1. Earth

    All Cracked Up from the Heat? Major hunk of an Antarctic ice shelf shatters and drifts away

    A Rhode Island-size section of an Antarctic ice shelf splintered into thousands of icebergs in a mere 5-week period during the area's warmest summer on record.

  2. Earth

    Rocks in Earth’s mantle could hold five oceans

    Analysis of minerals created in the laboratory under conditions that simulate those deep within the planet suggests that the zone of rocks just outside Earth's core could hold enough water to fill the oceans five times.

  3. Earth

    Zooplankton diet of mercury varies

    By modeling a lake ecosystem in large tubs of water, researchers have found that zooplankton—an important link in the food chain—consume much less toxic methylmercury when the lake experiences an algal bloom.

  4. Earth

    A Confluence of Contaminants: Streams’ organic mix may pose environmental risk

    The combined effects of at least some of several dozen organic contaminants newly identified in U.S. streams may pose risks to aquatic organisms.

  5. Earth

    Water for the Rock

    A long-popular theory about how Earth got wet—that the oceans are puddles left by an ancient rain of comets—doesn't seem to hold water, and new hypotheses suggest that the celestial pantry is now empty of a key ingredient in the recipe for Earth.

  6. Earth

    Underground Soil Economy: Microbes hidden in the dirt react to UV boost

    The community of soil microbes may live hidden in the ground, but it still changes when there's more ultraviolet radiation above.

  7. Earth

    When the Mercury Falls: Autumn leaves taint river with poison

    Fall foliage that collects in stagnant waterways could release significant doses of a highly toxic form of mercury, which has the potential to accumulate in fish living far downstream.

  8. Earth

    Space Rocks’ Demo Job: Asteroids, not comets, pummeled early Earth

    An analysis of trace elements found in a variety of meteorites suggests that most of the heavenly objects that rained hell on the inner solar system about 3.9 billion years ago were asteroids, not comets.

  9. Earth


    Laboratory studies of how snow crystals change shape under fluctuating environmental conditions and computer analyses that match the patterns of past avalanches with detailed meteorological data are helping scientists uncover the secrets of avalanches.

  10. Earth

    El Niño’s coming! Is that so bad?

    Although El Niño is often blamed for ill effects that total billions of dollars, a broader analysis suggests that the United States garners substantial benefits during this weather pattern.

  11. Earth

    Shuttle yields detailed, 3-D atlas

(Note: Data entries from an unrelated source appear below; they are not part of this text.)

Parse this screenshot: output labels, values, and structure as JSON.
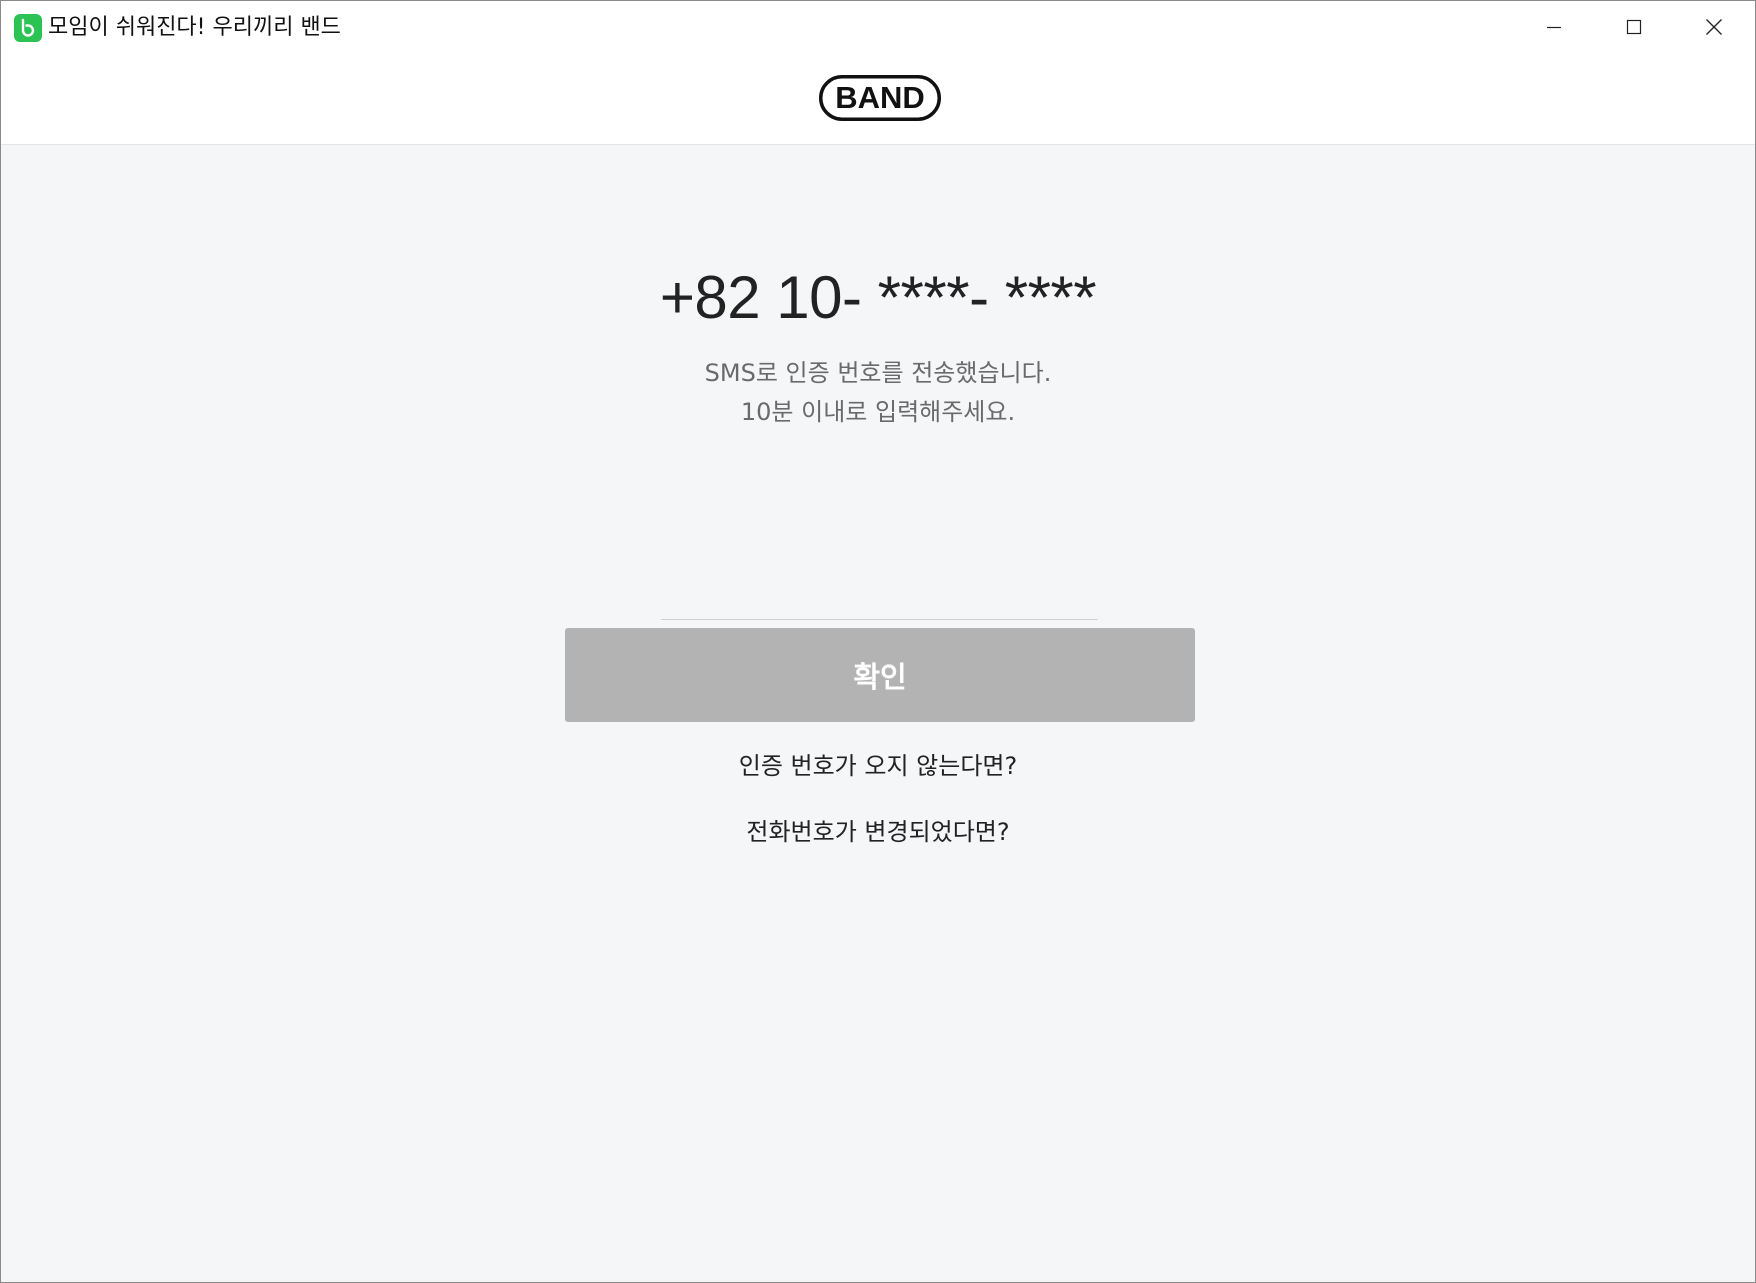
{
  "window": {
    "title": "모임이 쉬워진다! 우리끼리 밴드",
    "app_icon": "band-app-icon",
    "controls": {
      "minimize_icon": "minimize-icon",
      "maximize_icon": "maximize-icon",
      "close_icon": "close-icon"
    }
  },
  "header": {
    "logo_text": "BAND"
  },
  "verification": {
    "phone_number": "+82 10- ****- ****",
    "message_line1": "SMS로 인증 번호를 전송했습니다.",
    "message_line2": "10분 이내로 입력해주세요.",
    "code_value": "",
    "confirm_label": "확인",
    "no_code_link": "인증 번호가 오지 않는다면?",
    "changed_number_link": "전화번호가 변경되었다면?"
  },
  "colors": {
    "background": "#f5f6f8",
    "header_background": "#ffffff",
    "button_disabled": "#b3b3b3",
    "app_icon_green": "#2cc355",
    "text_primary": "#222222",
    "text_secondary": "#6a6a6a"
  }
}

    NASA scientists and Defense Department mapmakers are assembling billions of radar measurements made from the space shuttle Endeavour to produce what they say will be the world’s best topographic map.

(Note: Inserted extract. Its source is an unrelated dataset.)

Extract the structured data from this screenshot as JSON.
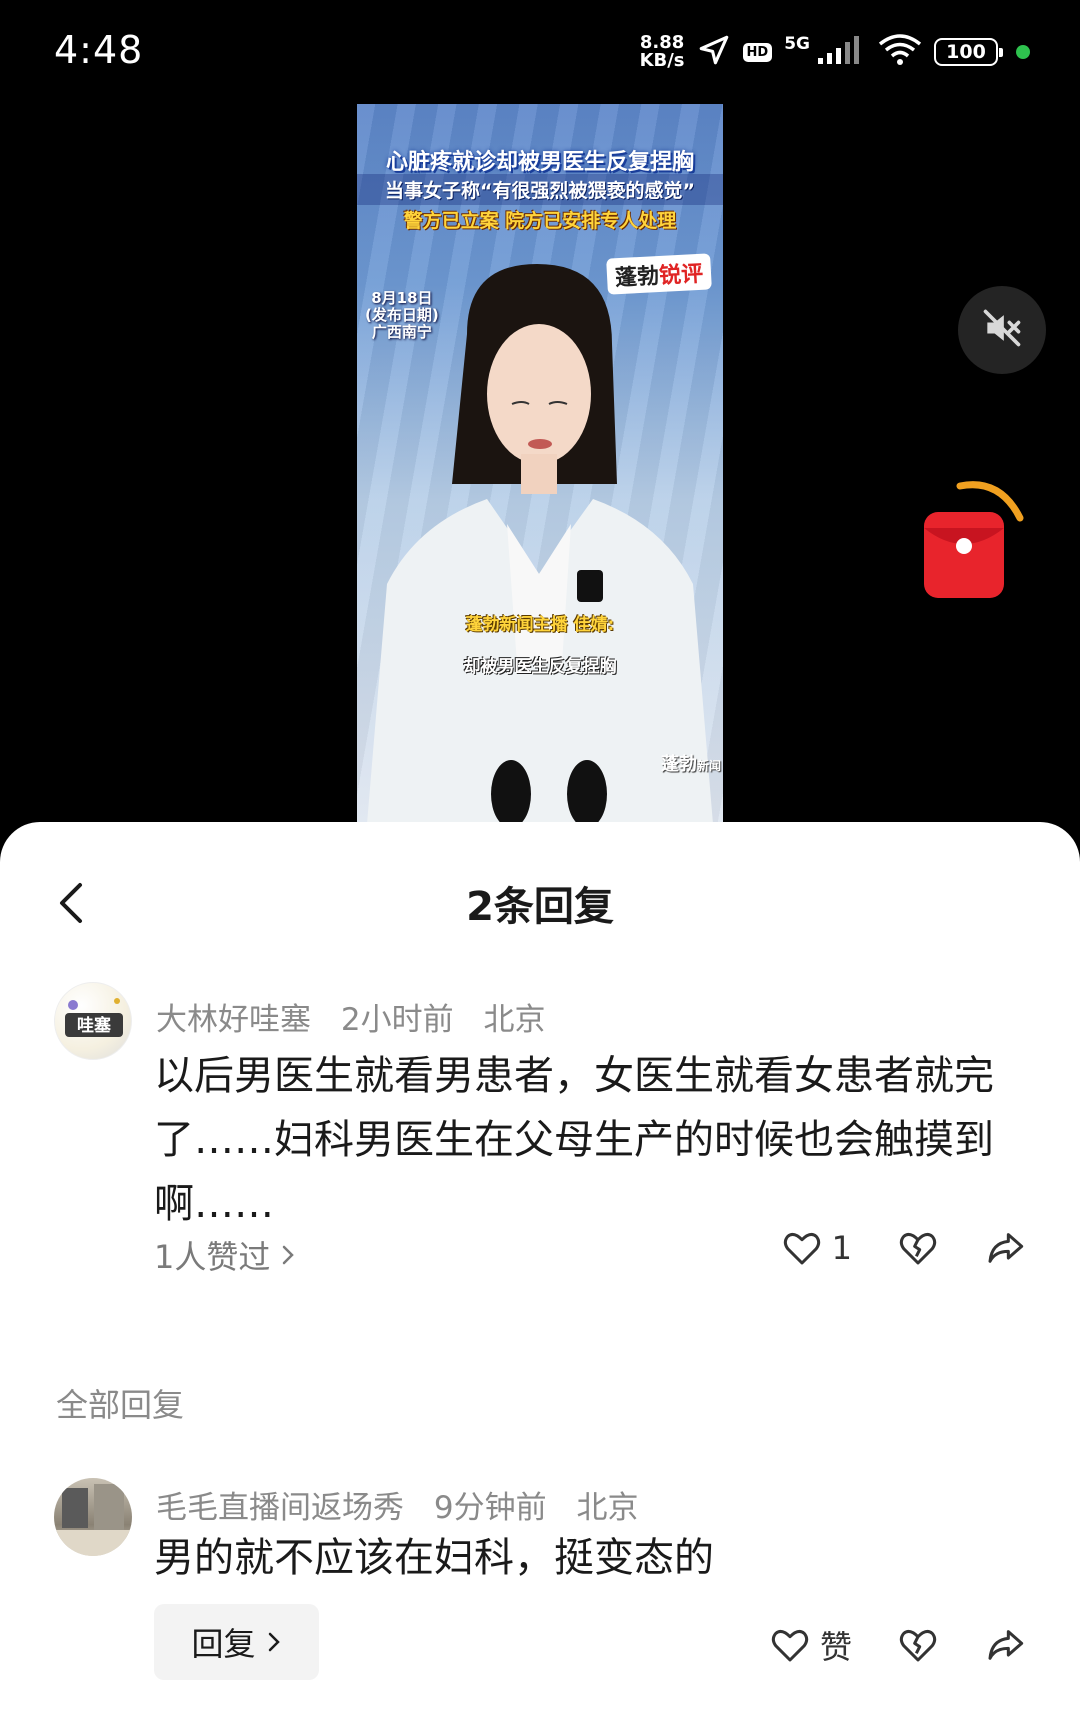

  12. Earth

    Hard rock jellies: Throng of rare fossils found in Midwest quarry

    A Wisconsin sandstone quarry recently served up a rare scientific find nearly a half billion years in the making: fossils of an armada of jellyfish that stud the site’s stone slabs.